▼

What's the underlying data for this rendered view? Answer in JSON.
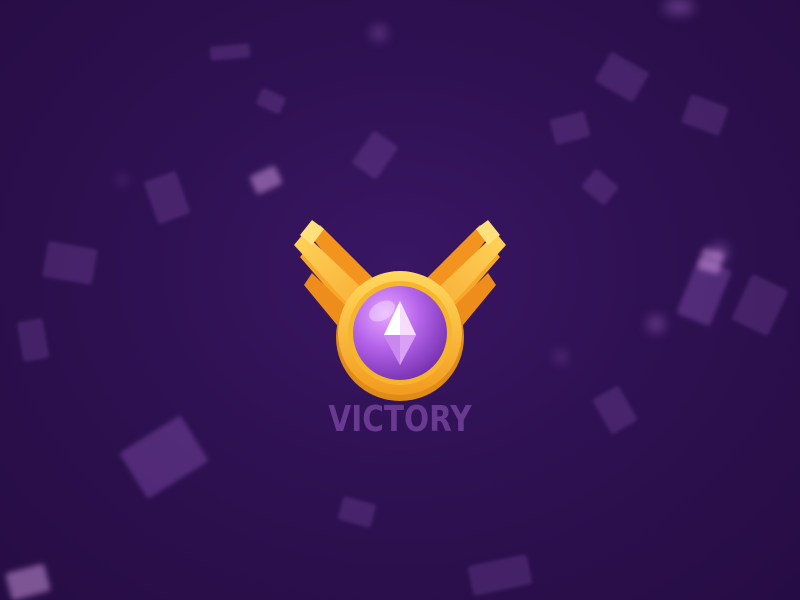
{
  "screen": {
    "title": "VICTORY",
    "badge_icon": "winged-gem-medal",
    "gem_icon": "diamond-gem",
    "colors": {
      "background": "#2b0f4a",
      "wing_gold": "#f7b731",
      "ring_gold": "#f5a623",
      "gem_purple": "#9b4fd6",
      "title_text": "#6a3a92"
    }
  }
}
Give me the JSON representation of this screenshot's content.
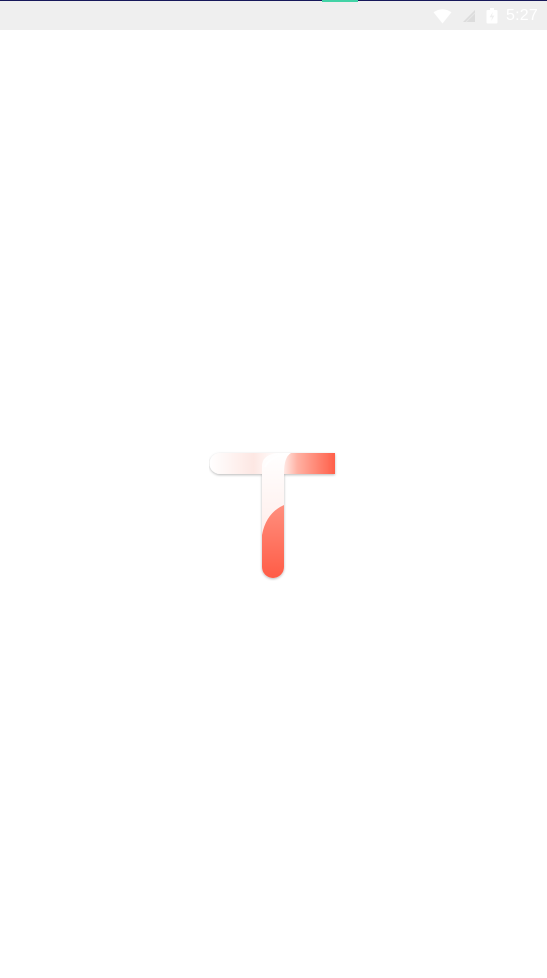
{
  "status_bar": {
    "time": "5:27",
    "icons": [
      "wifi-icon",
      "signal-icon",
      "battery-icon"
    ],
    "background_color": "#efefef",
    "indicator_color": "#43d3a6"
  },
  "splash": {
    "logo_icon": "t-logo-icon",
    "accent_color": "#ff6f5a"
  }
}
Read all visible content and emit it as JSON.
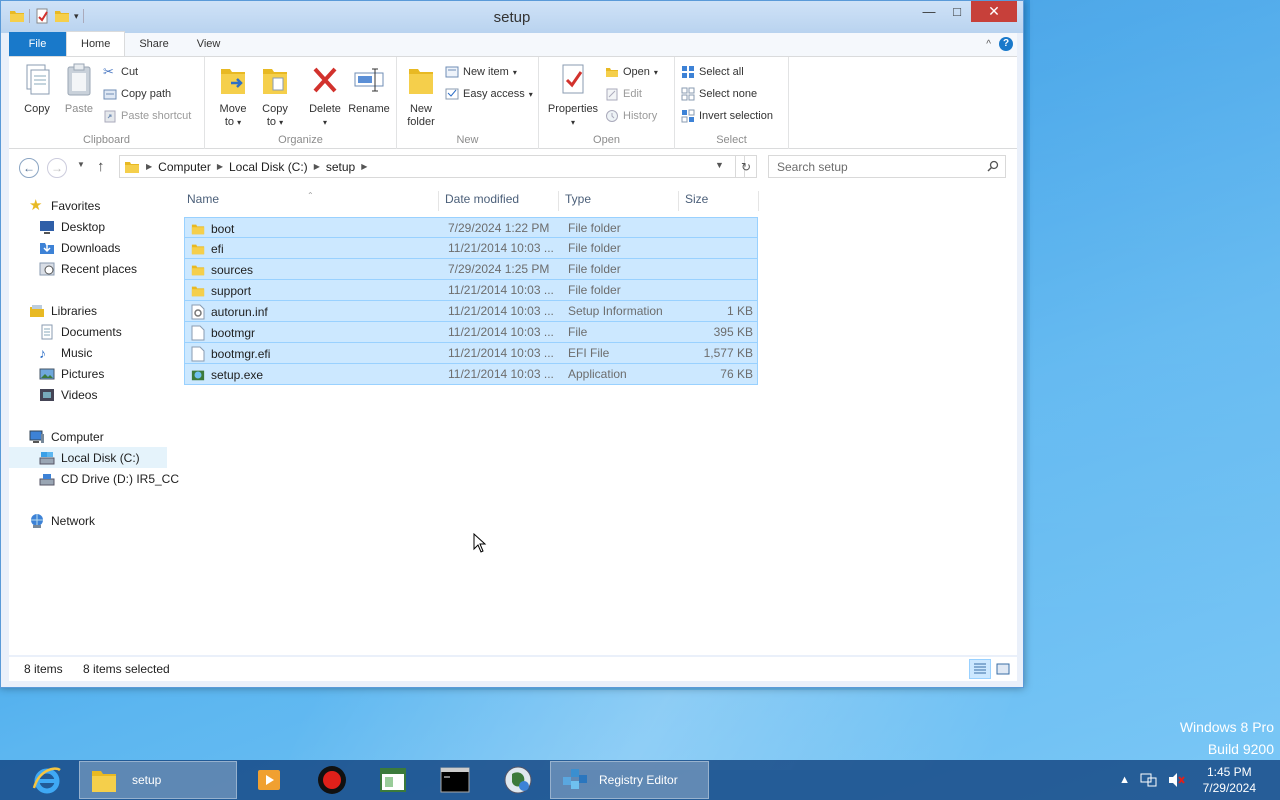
{
  "window": {
    "title": "setup",
    "tabs": [
      "File",
      "Home",
      "Share",
      "View"
    ]
  },
  "ribbon": {
    "clipboard": {
      "label": "Clipboard",
      "copy": "Copy",
      "paste": "Paste",
      "cut": "Cut",
      "copy_path": "Copy path",
      "paste_shortcut": "Paste shortcut"
    },
    "organize": {
      "label": "Organize",
      "move_to": "Move",
      "move_to_2": "to",
      "copy_to": "Copy",
      "copy_to_2": "to",
      "delete": "Delete",
      "rename": "Rename"
    },
    "new": {
      "label": "New",
      "new_folder": "New",
      "new_folder_2": "folder",
      "new_item": "New item",
      "easy_access": "Easy access"
    },
    "open": {
      "label": "Open",
      "properties": "Properties",
      "open": "Open",
      "edit": "Edit",
      "history": "History"
    },
    "select": {
      "label": "Select",
      "select_all": "Select all",
      "select_none": "Select none",
      "invert_selection": "Invert selection"
    }
  },
  "address": {
    "crumbs": [
      "Computer",
      "Local Disk (C:)",
      "setup"
    ],
    "search_placeholder": "Search setup"
  },
  "navpane": {
    "favorites": "Favorites",
    "desktop": "Desktop",
    "downloads": "Downloads",
    "recent": "Recent places",
    "libraries": "Libraries",
    "documents": "Documents",
    "music": "Music",
    "pictures": "Pictures",
    "videos": "Videos",
    "computer": "Computer",
    "local_disk": "Local Disk (C:)",
    "cd_drive": "CD Drive (D:) IR5_CC",
    "network": "Network"
  },
  "columns": {
    "name": "Name",
    "date": "Date modified",
    "type": "Type",
    "size": "Size"
  },
  "files": [
    {
      "name": "boot",
      "date": "7/29/2024 1:22 PM",
      "type": "File folder",
      "size": "",
      "icon": "folder-icon"
    },
    {
      "name": "efi",
      "date": "11/21/2014 10:03 ...",
      "type": "File folder",
      "size": "",
      "icon": "folder-icon"
    },
    {
      "name": "sources",
      "date": "7/29/2024 1:25 PM",
      "type": "File folder",
      "size": "",
      "icon": "folder-icon"
    },
    {
      "name": "support",
      "date": "11/21/2014 10:03 ...",
      "type": "File folder",
      "size": "",
      "icon": "folder-icon"
    },
    {
      "name": "autorun.inf",
      "date": "11/21/2014 10:03 ...",
      "type": "Setup Information",
      "size": "1 KB",
      "icon": "settings-file-icon"
    },
    {
      "name": "bootmgr",
      "date": "11/21/2014 10:03 ...",
      "type": "File",
      "size": "395 KB",
      "icon": "file-icon"
    },
    {
      "name": "bootmgr.efi",
      "date": "11/21/2014 10:03 ...",
      "type": "EFI File",
      "size": "1,577 KB",
      "icon": "file-icon"
    },
    {
      "name": "setup.exe",
      "date": "11/21/2014 10:03 ...",
      "type": "Application",
      "size": "76 KB",
      "icon": "setup-exe-icon"
    }
  ],
  "status": {
    "count": "8 items",
    "selected": "8 items selected"
  },
  "watermark": {
    "line1": "Windows 8 Pro",
    "line2": "Build 9200"
  },
  "taskbar": {
    "explorer_label": "setup",
    "regedit_label": "Registry Editor",
    "time": "1:45 PM",
    "date": "7/29/2024"
  }
}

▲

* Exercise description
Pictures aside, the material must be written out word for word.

* Written response
What's the underlying data for this rendered view? Answer in JSON.
{
  "screen": {
    "title": "VICTORY",
    "badge_icon": "winged-gem-medal",
    "gem_icon": "diamond-gem",
    "colors": {
      "background": "#2b0f4a",
      "wing_gold": "#f7b731",
      "ring_gold": "#f5a623",
      "gem_purple": "#9b4fd6",
      "title_text": "#6a3a92"
    }
  }
}
Give me the JSON representation of this screenshot's content.
{
  "status_bar": {
    "time": "5:27",
    "icons": [
      "wifi-icon",
      "signal-icon",
      "battery-icon"
    ],
    "background_color": "#efefef",
    "indicator_color": "#43d3a6"
  },
  "splash": {
    "logo_icon": "t-logo-icon",
    "accent_color": "#ff6f5a"
  }
}
Read all visible content and emit it as JSON.
{
  "window": {
    "title": "setup",
    "tabs": [
      "File",
      "Home",
      "Share",
      "View"
    ]
  },
  "ribbon": {
    "clipboard": {
      "label": "Clipboard",
      "copy": "Copy",
      "paste": "Paste",
      "cut": "Cut",
      "copy_path": "Copy path",
      "paste_shortcut": "Paste shortcut"
    },
    "organize": {
      "label": "Organize",
      "move_to": "Move",
      "move_to_2": "to",
      "copy_to": "Copy",
      "copy_to_2": "to",
      "delete": "Delete",
      "rename": "Rename"
    },
    "new": {
      "label": "New",
      "new_folder": "New",
      "new_folder_2": "folder",
      "new_item": "New item",
      "easy_access": "Easy access"
    },
    "open": {
      "label": "Open",
      "properties": "Properties",
      "open": "Open",
      "edit": "Edit",
      "history": "History"
    },
    "select": {
      "label": "Select",
      "select_all": "Select all",
      "select_none": "Select none",
      "invert_selection": "Invert selection"
    }
  },
  "address": {
    "crumbs": [
      "Computer",
      "Local Disk (C:)",
      "setup"
    ],
    "search_placeholder": "Search setup"
  },
  "navpane": {
    "favorites": "Favorites",
    "desktop": "Desktop",
    "downloads": "Downloads",
    "recent": "Recent places",
    "libraries": "Libraries",
    "documents": "Documents",
    "music": "Music",
    "pictures": "Pictures",
    "videos": "Videos",
    "computer": "Computer",
    "local_disk": "Local Disk (C:)",
    "cd_drive": "CD Drive (D:) IR5_CC",
    "network": "Network"
  },
  "columns": {
    "name": "Name",
    "date": "Date modified",
    "type": "Type",
    "size": "Size"
  },
  "files": [
    {
      "name": "boot",
      "date": "7/29/2024 1:22 PM",
      "type": "File folder",
      "size": "",
      "icon": "folder-icon"
    },
    {
      "name": "efi",
      "date": "11/21/2014 10:03 ...",
      "type": "File folder",
      "size": "",
      "icon": "folder-icon"
    },
    {
      "name": "sources",
      "date": "7/29/2024 1:25 PM",
      "type": "File folder",
      "size": "",
      "icon": "folder-icon"
    },
    {
      "name": "support",
      "date": "11/21/2014 10:03 ...",
      "type": "File folder",
      "size": "",
      "icon": "folder-icon"
    },
    {
      "name": "autorun.inf",
      "date": "11/21/2014 10:03 ...",
      "type": "Setup Information",
      "size": "1 KB",
      "icon": "settings-file-icon"
    },
    {
      "name": "bootmgr",
      "date": "11/21/2014 10:03 ...",
      "type": "File",
      "size": "395 KB",
      "icon": "file-icon"
    },
    {
      "name": "bootmgr.efi",
      "date": "11/21/2014 10:03 ...",
      "type": "EFI File",
      "size": "1,577 KB",
      "icon": "file-icon"
    },
    {
      "name": "setup.exe",
      "date": "11/21/2014 10:03 ...",
      "type": "Application",
      "size": "76 KB",
      "icon": "setup-exe-icon"
    }
  ],
  "status": {
    "count": "8 items",
    "selected": "8 items selected"
  },
  "watermark": {
    "line1": "Windows 8 Pro",
    "line2": "Build 9200"
  },
  "taskbar": {
    "explorer_label": "setup",
    "regedit_label": "Registry Editor",
    "time": "1:45 PM",
    "date": "7/29/2024"
  }
}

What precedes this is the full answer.